Located on the Arnhem Highway bridge, this misnamed river pool is in the Mary River proper and is about 4km long. There is a camping/picnic area on the right just before the bridge. A concrete boat ramp makes launching easy. The best barra and saratoga are found hanging off snags and on the several rock bars in the long pool. Sooty grunters are commonly caught farther upstream during the run-off.
Some 18km past the Bark Hut Tavern is the turn-of to the famed Shady Camp. The Mary River loses its identity here and flows into two large streams, Sampan and Tommycut Creek. There is a number of barrages (dams) in the area that prevent saltwater intrusion into the freshwater wetlands from the 8m tides that push in from the Van Diemen Gulf. Shady Camp has a large concrete wall that is rated as the best land-based fishing spot in the Top End – and the most dangerous. A bush camp ground is nearby.
Be aware that this part of the Mary also houses the largest number of 4.2m+ saltwater crocodiles in the world. Fishing on the barrage is not very healthy especially when there is water flowing over it as the snapping handbags live on both sides of the narrow wall. It is you call…
The best fishing is generally just after the wet season during the “run-off,” when the flood plains drain and the long dry season kicks in. The big Spring tides roll in as far as the barrage wall carrying myriad schools of mullet and hungry hunting barramundi. It’s pure carnage when the run ends and splashes against the dam wall and the predators close the man-made trap.

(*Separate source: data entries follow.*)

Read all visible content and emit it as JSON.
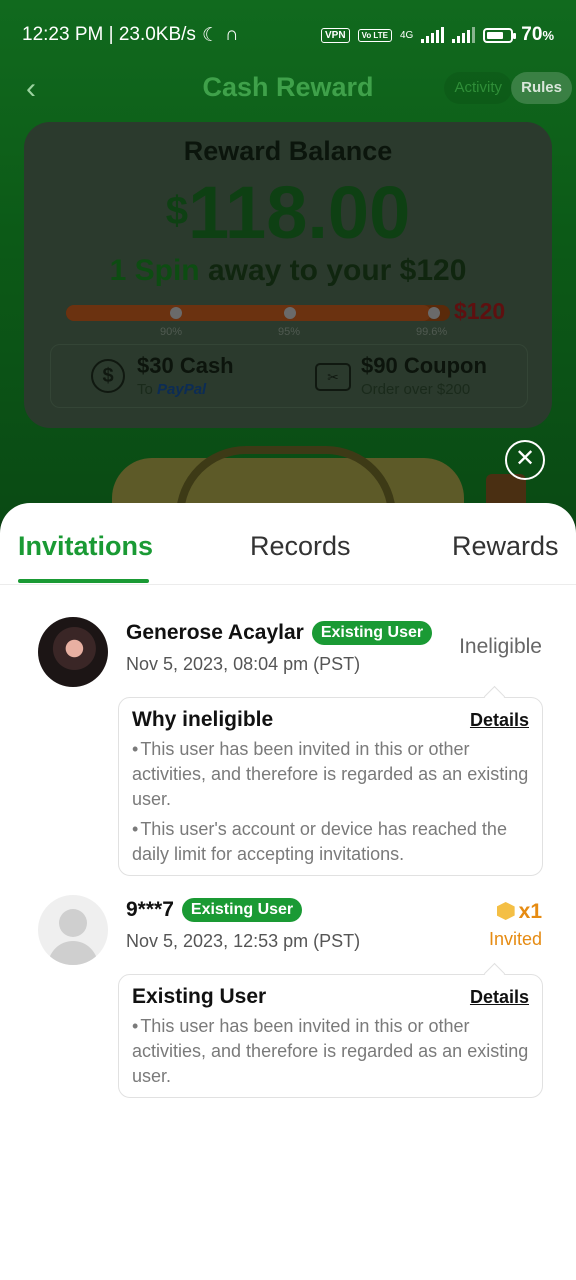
{
  "status_bar": {
    "time_speed": "12:23 PM | 23.0KB/s",
    "vpn": "VPN",
    "volte": "Vo LTE",
    "network": "4G",
    "battery": "70",
    "battery_unit": "%",
    "battery_level": 0.7
  },
  "header": {
    "title": "Cash Reward",
    "activity_label": "Activity",
    "rules_label": "Rules"
  },
  "balance": {
    "title": "Reward Balance",
    "currency": "$",
    "amount": "118.00",
    "spin_highlight": "1 Spin",
    "spin_rest": " away to your $120",
    "target": "$120",
    "progress_fraction": 0.95,
    "milestones": [
      "90%",
      "95%",
      "99.6%"
    ],
    "tiles": [
      {
        "title": "$30 Cash",
        "sub_prefix": "To ",
        "sub_brand": "PayPal",
        "icon": "dollar-circle-icon"
      },
      {
        "title": "$90 Coupon",
        "sub_prefix": "Order over $200",
        "sub_brand": "",
        "icon": "coupon-icon"
      }
    ]
  },
  "sheet": {
    "tabs": [
      "Invitations",
      "Records",
      "Rewards"
    ],
    "active_tab": 0,
    "invitations": [
      {
        "name": "Generose Acaylar",
        "badge": "Existing User",
        "date": "Nov 5, 2023, 08:04 pm (PST)",
        "status": "Ineligible",
        "info_title": "Why ineligible",
        "details_label": "Details",
        "reasons": [
          "This user has been invited in this or other activities, and therefore is regarded as an existing user.",
          "This user's account or device has reached the daily limit for accepting invitations."
        ]
      },
      {
        "name": "9***7",
        "badge": "Existing User",
        "date": "Nov 5, 2023, 12:53 pm (PST)",
        "reward_count": "x1",
        "status": "Invited",
        "info_title": "Existing User",
        "details_label": "Details",
        "reasons": [
          "This user has been invited in this or other activities, and therefore is regarded as an existing user."
        ]
      }
    ]
  },
  "colors": {
    "accent": "#1a9a34",
    "reward_orange": "#e68b12"
  }
}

Local anglers will tell you that the fishing is poor during the dry season proper when the water is cool, and they are partly right, but Top End fishers are a spoiled lot used to catching bucket loads of barra. When the bite eases a little they reckon they are hard done by and locals stay home to watch the footy instead…
But I have never fished the Mary River system without catching a decent barramundi, saratoga, and other species, even during the coolest dry season days. It’s a matter of trying different methods, different lures, and changing positions. Bridge Lagoon has plenty of snags and many rock bars. Casting in the timber and trolling over the rock bars will always catch a fish.

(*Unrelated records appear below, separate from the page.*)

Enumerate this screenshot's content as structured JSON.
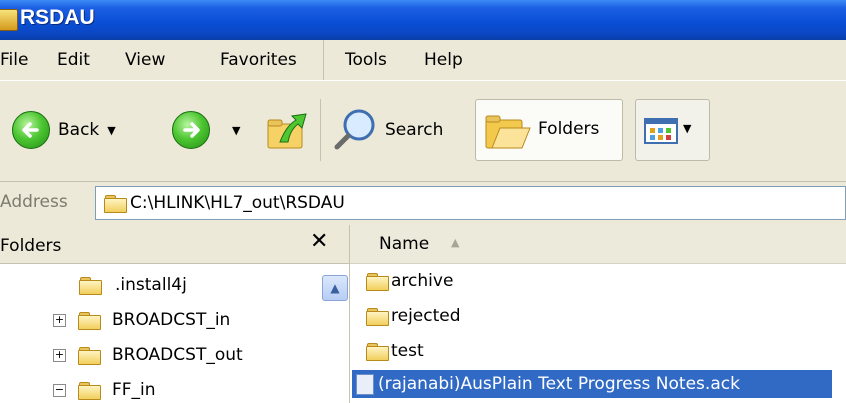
{
  "window": {
    "title": "RSDAU"
  },
  "menu": [
    "File",
    "Edit",
    "View",
    "Favorites",
    "Tools",
    "Help"
  ],
  "toolbar": {
    "back_label": "Back",
    "search_label": "Search",
    "folders_label": "Folders"
  },
  "address": {
    "label": "Address",
    "path": "C:\\HLINK\\HL7_out\\RSDAU"
  },
  "folders_pane": {
    "title": "Folders",
    "close_glyph": "✕",
    "tree": [
      {
        "label": ".install4j",
        "expander": ""
      },
      {
        "label": "BROADCST_in",
        "expander": "+"
      },
      {
        "label": "BROADCST_out",
        "expander": "+"
      },
      {
        "label": "FF_in",
        "expander": "−"
      }
    ]
  },
  "file_list": {
    "column_name": "Name",
    "items": [
      "archive",
      "rejected",
      "test"
    ],
    "selected_file": "(rajanabi)AusPlain Text Progress Notes.ack"
  },
  "colors": {
    "title_bar": "#0a4fd6",
    "chrome": "#ECE9D8",
    "selection": "#316ac5"
  }
}
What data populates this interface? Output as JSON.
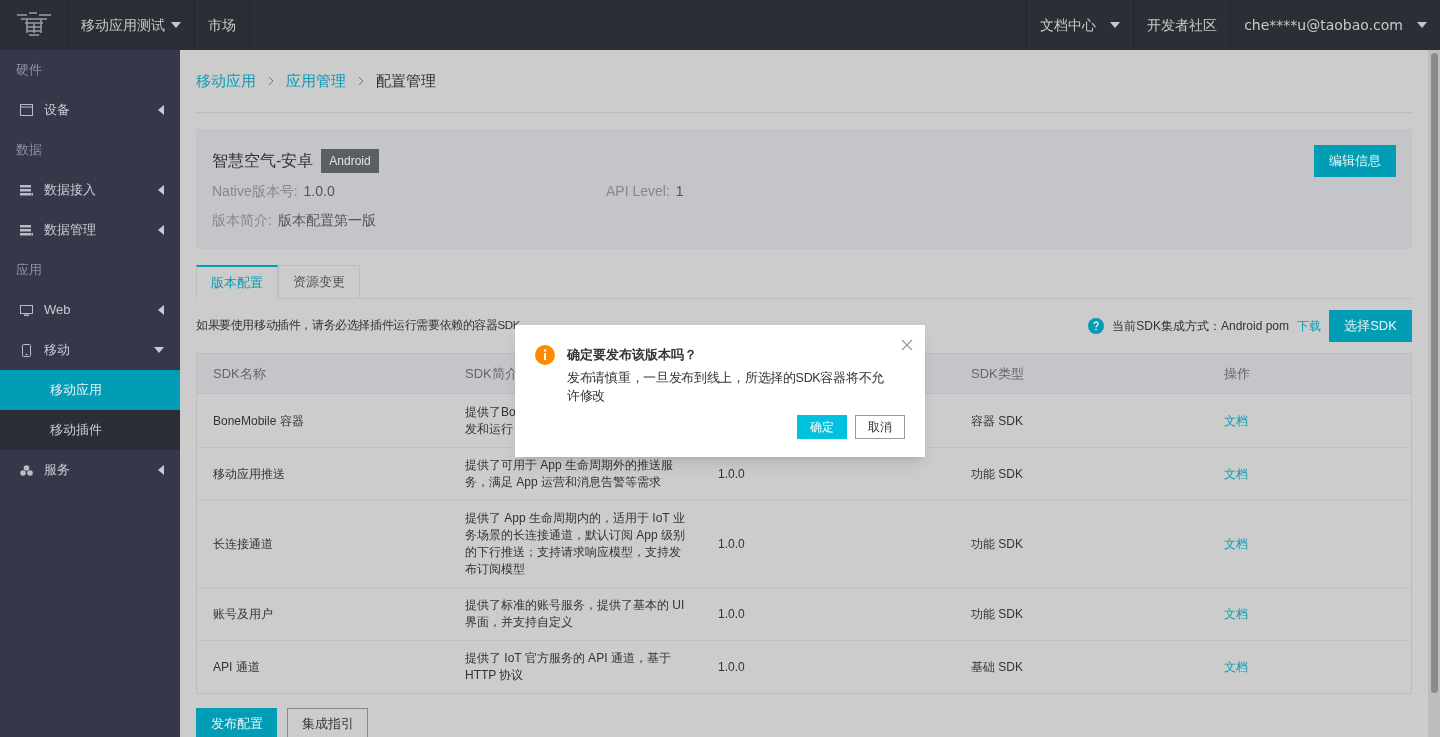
{
  "topbar": {
    "left": [
      {
        "label": "移动应用测试",
        "dropdown": true
      },
      {
        "label": "市场",
        "dropdown": false
      }
    ],
    "right": [
      {
        "label": "文档中心",
        "dropdown": true
      },
      {
        "label": "开发者社区",
        "dropdown": false
      },
      {
        "label": "che****u@taobao.com",
        "dropdown": true
      }
    ]
  },
  "sidebar": {
    "sections": [
      {
        "label": "硬件",
        "items": [
          {
            "label": "设备",
            "kind": "device",
            "expanded": false
          }
        ]
      },
      {
        "label": "数据",
        "items": [
          {
            "label": "数据接入",
            "kind": "data",
            "expanded": false
          },
          {
            "label": "数据管理",
            "kind": "data",
            "expanded": false
          }
        ]
      },
      {
        "label": "应用",
        "items": [
          {
            "label": "Web",
            "kind": "monitor",
            "expanded": false
          },
          {
            "label": "移动",
            "kind": "phone",
            "expanded": true,
            "children": [
              {
                "label": "移动应用",
                "selected": true
              },
              {
                "label": "移动插件",
                "selected": false
              }
            ]
          },
          {
            "label": "服务",
            "kind": "service",
            "expanded": false
          }
        ]
      }
    ]
  },
  "breadcrumb": [
    {
      "label": "移动应用",
      "link": true
    },
    {
      "label": "应用管理",
      "link": true
    },
    {
      "label": "配置管理",
      "link": false
    }
  ],
  "app": {
    "name": "智慧空气-安卓",
    "platform": "Android",
    "edit_button": "编辑信息",
    "fields": [
      {
        "label": "Native版本号:",
        "value": "1.0.0"
      },
      {
        "label": "API Level:",
        "value": "1"
      },
      {
        "label": "版本简介:",
        "value": "版本配置第一版"
      }
    ]
  },
  "tabs": [
    {
      "label": "版本配置",
      "selected": true
    },
    {
      "label": "资源变更",
      "selected": false
    }
  ],
  "notice": "如果要使用移动插件，请务必选择插件运行需要依赖的容器SDK",
  "sdk_info": {
    "text": "当前SDK集成方式：Android pom",
    "link": "下载",
    "button": "选择SDK"
  },
  "table": {
    "columns": [
      "SDK名称",
      "SDK简介",
      null,
      "SDK类型",
      "操作"
    ],
    "rows": [
      {
        "name": "BoneMobile 容器",
        "intro": "提供了Bo\n发和运行",
        "version": null,
        "type": "容器 SDK",
        "action": "文档"
      },
      {
        "name": "移动应用推送",
        "intro": "提供了可用于 App 生命周期外的推送服务，满足 App 运营和消息告警等需求",
        "version": "1.0.0",
        "type": "功能 SDK",
        "action": "文档"
      },
      {
        "name": "长连接通道",
        "intro": "提供了 App 生命周期内的，适用于 IoT 业务场景的长连接通道，默认订阅 App 级别的下行推送；支持请求响应模型，支持发布订阅模型",
        "version": "1.0.0",
        "type": "功能 SDK",
        "action": "文档"
      },
      {
        "name": "账号及用户",
        "intro": "提供了标准的账号服务，提供了基本的 UI 界面，并支持自定义",
        "version": "1.0.0",
        "type": "功能 SDK",
        "action": "文档"
      },
      {
        "name": "API 通道",
        "intro": "提供了 IoT 官方服务的 API 通道，基于 HTTP 协议",
        "version": "1.0.0",
        "type": "基础 SDK",
        "action": "文档"
      }
    ]
  },
  "footer_buttons": [
    {
      "label": "发布配置",
      "primary": true
    },
    {
      "label": "集成指引",
      "primary": false
    }
  ],
  "dialog": {
    "title": "确定要发布该版本吗？",
    "message": "发布请慎重，一旦发布到线上，所选择的SDK容器将不允许修改",
    "buttons": [
      {
        "label": "确定",
        "primary": true
      },
      {
        "label": "取消",
        "primary": false
      }
    ]
  }
}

The billabongs are fringed with weeds and lilies, best fished by casting amongst openings with weedless lures. My favourite and most successful lure is the Reidy’s “Weedie,” a soft rubber lure that has the hook embedded inside it. You just toss them in the weeds and lily pads and retrieve it as you would any other lure. Because the hook is hidden it won’t collect any debris, but when a fish bites down on the rubber the hidden hook is unleashed.
Hard body lures are favoured in these waters and the Reidy B52 is my chosen lure for the job. Others of course will work also. Never be afraid to try something different when the bite is slow. For instance last time I fished Corroboree the barra were off the bite, but we caught five over 80cm by trolling Reidy’s Daly Devils in 2.3m of water, 8m behind the boat using an electric outboard. Using new methods like this can pay dividends when the barra are lazy.
The Mary River wetlands are a dreamtime landscape where catching a fish is truly a bonus. You just never tire of the fauna and flora, the birdlife is outstanding, and if you have ever wanted to fish with crocodiles, this is where the dream comes true.
En route drop into Reidy’s Lure Factory near the junction of the Stuart and Arnhem Highways and get the right lures for the job. There is plenty of accommodation and bush camp grounds in the region.